Records from a collection:
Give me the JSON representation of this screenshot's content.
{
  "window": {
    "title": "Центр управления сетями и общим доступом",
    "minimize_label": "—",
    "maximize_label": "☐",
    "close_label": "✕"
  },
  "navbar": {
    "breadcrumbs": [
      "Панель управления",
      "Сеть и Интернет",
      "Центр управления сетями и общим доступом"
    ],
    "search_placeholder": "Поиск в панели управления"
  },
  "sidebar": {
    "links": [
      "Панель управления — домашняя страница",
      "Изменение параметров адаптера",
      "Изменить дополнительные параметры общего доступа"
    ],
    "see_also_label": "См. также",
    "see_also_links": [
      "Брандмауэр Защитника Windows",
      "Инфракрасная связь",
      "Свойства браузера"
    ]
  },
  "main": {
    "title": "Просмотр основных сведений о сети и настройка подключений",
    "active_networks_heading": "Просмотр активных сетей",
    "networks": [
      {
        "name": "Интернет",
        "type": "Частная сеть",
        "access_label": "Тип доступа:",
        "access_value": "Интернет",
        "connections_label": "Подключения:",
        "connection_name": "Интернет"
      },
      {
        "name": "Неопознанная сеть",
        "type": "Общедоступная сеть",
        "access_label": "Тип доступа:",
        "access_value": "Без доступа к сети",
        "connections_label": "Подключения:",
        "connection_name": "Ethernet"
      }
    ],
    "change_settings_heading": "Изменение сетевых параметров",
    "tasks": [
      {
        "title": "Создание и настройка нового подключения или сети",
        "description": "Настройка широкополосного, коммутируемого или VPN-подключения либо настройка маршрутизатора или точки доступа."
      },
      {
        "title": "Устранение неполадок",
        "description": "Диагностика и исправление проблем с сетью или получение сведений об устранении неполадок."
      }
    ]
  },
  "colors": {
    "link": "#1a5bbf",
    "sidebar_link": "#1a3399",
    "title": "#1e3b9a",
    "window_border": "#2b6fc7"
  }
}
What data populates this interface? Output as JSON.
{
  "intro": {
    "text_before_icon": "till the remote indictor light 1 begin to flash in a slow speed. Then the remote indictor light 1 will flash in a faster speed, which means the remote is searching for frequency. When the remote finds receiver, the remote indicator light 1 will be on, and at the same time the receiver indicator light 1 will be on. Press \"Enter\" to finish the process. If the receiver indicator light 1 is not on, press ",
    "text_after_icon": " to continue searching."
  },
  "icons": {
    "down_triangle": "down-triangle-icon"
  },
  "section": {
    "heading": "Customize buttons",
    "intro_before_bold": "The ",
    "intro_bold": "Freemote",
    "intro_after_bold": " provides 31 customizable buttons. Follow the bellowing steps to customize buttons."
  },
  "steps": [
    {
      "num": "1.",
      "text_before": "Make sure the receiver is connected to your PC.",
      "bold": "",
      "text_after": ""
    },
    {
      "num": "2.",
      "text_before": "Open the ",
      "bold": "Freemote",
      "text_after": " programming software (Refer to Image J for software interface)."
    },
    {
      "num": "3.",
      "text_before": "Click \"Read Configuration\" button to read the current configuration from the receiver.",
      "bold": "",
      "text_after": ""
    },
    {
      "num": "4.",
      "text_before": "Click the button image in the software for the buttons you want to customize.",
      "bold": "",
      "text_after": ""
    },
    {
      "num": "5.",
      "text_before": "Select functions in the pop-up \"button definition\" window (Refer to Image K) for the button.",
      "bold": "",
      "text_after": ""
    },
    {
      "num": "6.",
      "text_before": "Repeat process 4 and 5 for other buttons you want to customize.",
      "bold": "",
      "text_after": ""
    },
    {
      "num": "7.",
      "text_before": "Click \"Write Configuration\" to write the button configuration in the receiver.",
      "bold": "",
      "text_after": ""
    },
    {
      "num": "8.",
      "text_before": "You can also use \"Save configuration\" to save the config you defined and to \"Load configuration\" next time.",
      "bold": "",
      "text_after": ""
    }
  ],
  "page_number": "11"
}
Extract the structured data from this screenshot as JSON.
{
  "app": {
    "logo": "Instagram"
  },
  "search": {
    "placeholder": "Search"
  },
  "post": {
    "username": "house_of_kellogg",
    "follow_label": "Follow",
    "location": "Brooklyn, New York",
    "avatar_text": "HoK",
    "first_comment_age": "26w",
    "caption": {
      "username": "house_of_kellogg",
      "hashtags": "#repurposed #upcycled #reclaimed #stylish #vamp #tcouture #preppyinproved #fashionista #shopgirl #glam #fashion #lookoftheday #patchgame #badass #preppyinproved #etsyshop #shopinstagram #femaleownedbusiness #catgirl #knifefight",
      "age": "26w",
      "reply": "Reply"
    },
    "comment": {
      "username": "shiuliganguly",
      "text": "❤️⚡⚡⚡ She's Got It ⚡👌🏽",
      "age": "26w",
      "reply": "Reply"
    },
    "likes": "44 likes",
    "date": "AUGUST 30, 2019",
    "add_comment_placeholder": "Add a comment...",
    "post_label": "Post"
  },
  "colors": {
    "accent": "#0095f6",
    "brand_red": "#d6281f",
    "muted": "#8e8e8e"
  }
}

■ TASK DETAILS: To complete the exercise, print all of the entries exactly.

■ ANSWER TO THIS PROBLEM:
Give me the JSON representation of this screenshot's content.
{
  "window": {
    "title": "Центр управления сетями и общим доступом",
    "minimize_label": "—",
    "maximize_label": "☐",
    "close_label": "✕"
  },
  "navbar": {
    "breadcrumbs": [
      "Панель управления",
      "Сеть и Интернет",
      "Центр управления сетями и общим доступом"
    ],
    "search_placeholder": "Поиск в панели управления"
  },
  "sidebar": {
    "links": [
      "Панель управления — домашняя страница",
      "Изменение параметров адаптера",
      "Изменить дополнительные параметры общего доступа"
    ],
    "see_also_label": "См. также",
    "see_also_links": [
      "Брандмауэр Защитника Windows",
      "Инфракрасная связь",
      "Свойства браузера"
    ]
  },
  "main": {
    "title": "Просмотр основных сведений о сети и настройка подключений",
    "active_networks_heading": "Просмотр активных сетей",
    "networks": [
      {
        "name": "Интернет",
        "type": "Частная сеть",
        "access_label": "Тип доступа:",
        "access_value": "Интернет",
        "connections_label": "Подключения:",
        "connection_name": "Интернет"
      },
      {
        "name": "Неопознанная сеть",
        "type": "Общедоступная сеть",
        "access_label": "Тип доступа:",
        "access_value": "Без доступа к сети",
        "connections_label": "Подключения:",
        "connection_name": "Ethernet"
      }
    ],
    "change_settings_heading": "Изменение сетевых параметров",
    "tasks": [
      {
        "title": "Создание и настройка нового подключения или сети",
        "description": "Настройка широкополосного, коммутируемого или VPN-подключения либо настройка маршрутизатора или точки доступа."
      },
      {
        "title": "Устранение неполадок",
        "description": "Диагностика и исправление проблем с сетью или получение сведений об устранении неполадок."
      }
    ]
  },
  "colors": {
    "link": "#1a5bbf",
    "sidebar_link": "#1a3399",
    "title": "#1e3b9a",
    "window_border": "#2b6fc7"
  }
}
What data populates this interface? Output as JSON.
{
  "intro": {
    "text_before_icon": "till the remote indictor light 1 begin to flash in a slow speed. Then the remote indictor light 1 will flash in a faster speed, which means the remote is searching for frequency. When the remote finds receiver, the remote indicator light 1 will be on, and at the same time the receiver indicator light 1 will be on. Press \"Enter\" to finish the process. If the receiver indicator light 1 is not on, press ",
    "text_after_icon": " to continue searching."
  },
  "icons": {
    "down_triangle": "down-triangle-icon"
  },
  "section": {
    "heading": "Customize buttons",
    "intro_before_bold": "The ",
    "intro_bold": "Freemote",
    "intro_after_bold": " provides 31 customizable buttons. Follow the bellowing steps to customize buttons."
  },
  "steps": [
    {
      "num": "1.",
      "text_before": "Make sure the receiver is connected to your PC.",
      "bold": "",
      "text_after": ""
    },
    {
      "num": "2.",
      "text_before": "Open the ",
      "bold": "Freemote",
      "text_after": " programming software (Refer to Image J for software interface)."
    },
    {
      "num": "3.",
      "text_before": "Click \"Read Configuration\" button to read the current configuration from the receiver.",
      "bold": "",
      "text_after": ""
    },
    {
      "num": "4.",
      "text_before": "Click the button image in the software for the buttons you want to customize.",
      "bold": "",
      "text_after": ""
    },
    {
      "num": "5.",
      "text_before": "Select functions in the pop-up \"button definition\" window (Refer to Image K) for the button.",
      "bold": "",
      "text_after": ""
    },
    {
      "num": "6.",
      "text_before": "Repeat process 4 and 5 for other buttons you want to customize.",
      "bold": "",
      "text_after": ""
    },
    {
      "num": "7.",
      "text_before": "Click \"Write Configuration\" to write the button configuration in the receiver.",
      "bold": "",
      "text_after": ""
    },
    {
      "num": "8.",
      "text_before": "You can also use \"Save configuration\" to save the config you defined and to \"Load configuration\" next time.",
      "bold": "",
      "text_after": ""
    }
  ],
  "page_number": "11"
}
Extract the structured data from this screenshot as JSON.
{
  "app": {
    "logo": "Instagram"
  },
  "search": {
    "placeholder": "Search"
  },
  "post": {
    "username": "house_of_kellogg",
    "follow_label": "Follow",
    "location": "Brooklyn, New York",
    "avatar_text": "HoK",
    "first_comment_age": "26w",
    "caption": {
      "username": "house_of_kellogg",
      "hashtags": "#repurposed #upcycled #reclaimed #stylish #vamp #tcouture #preppyinproved #fashionista #shopgirl #glam #fashion #lookoftheday #patchgame #badass #preppyinproved #etsyshop #shopinstagram #femaleownedbusiness #catgirl #knifefight",
      "age": "26w",
      "reply": "Reply"
    },
    "comment": {
      "username": "shiuliganguly",
      "text": "❤️⚡⚡⚡ She's Got It ⚡👌🏽",
      "age": "26w",
      "reply": "Reply"
    },
    "likes": "44 likes",
    "date": "AUGUST 30, 2019",
    "add_comment_placeholder": "Add a comment...",
    "post_label": "Post"
  },
  "colors": {
    "accent": "#0095f6",
    "brand_red": "#d6281f",
    "muted": "#8e8e8e"
  }
}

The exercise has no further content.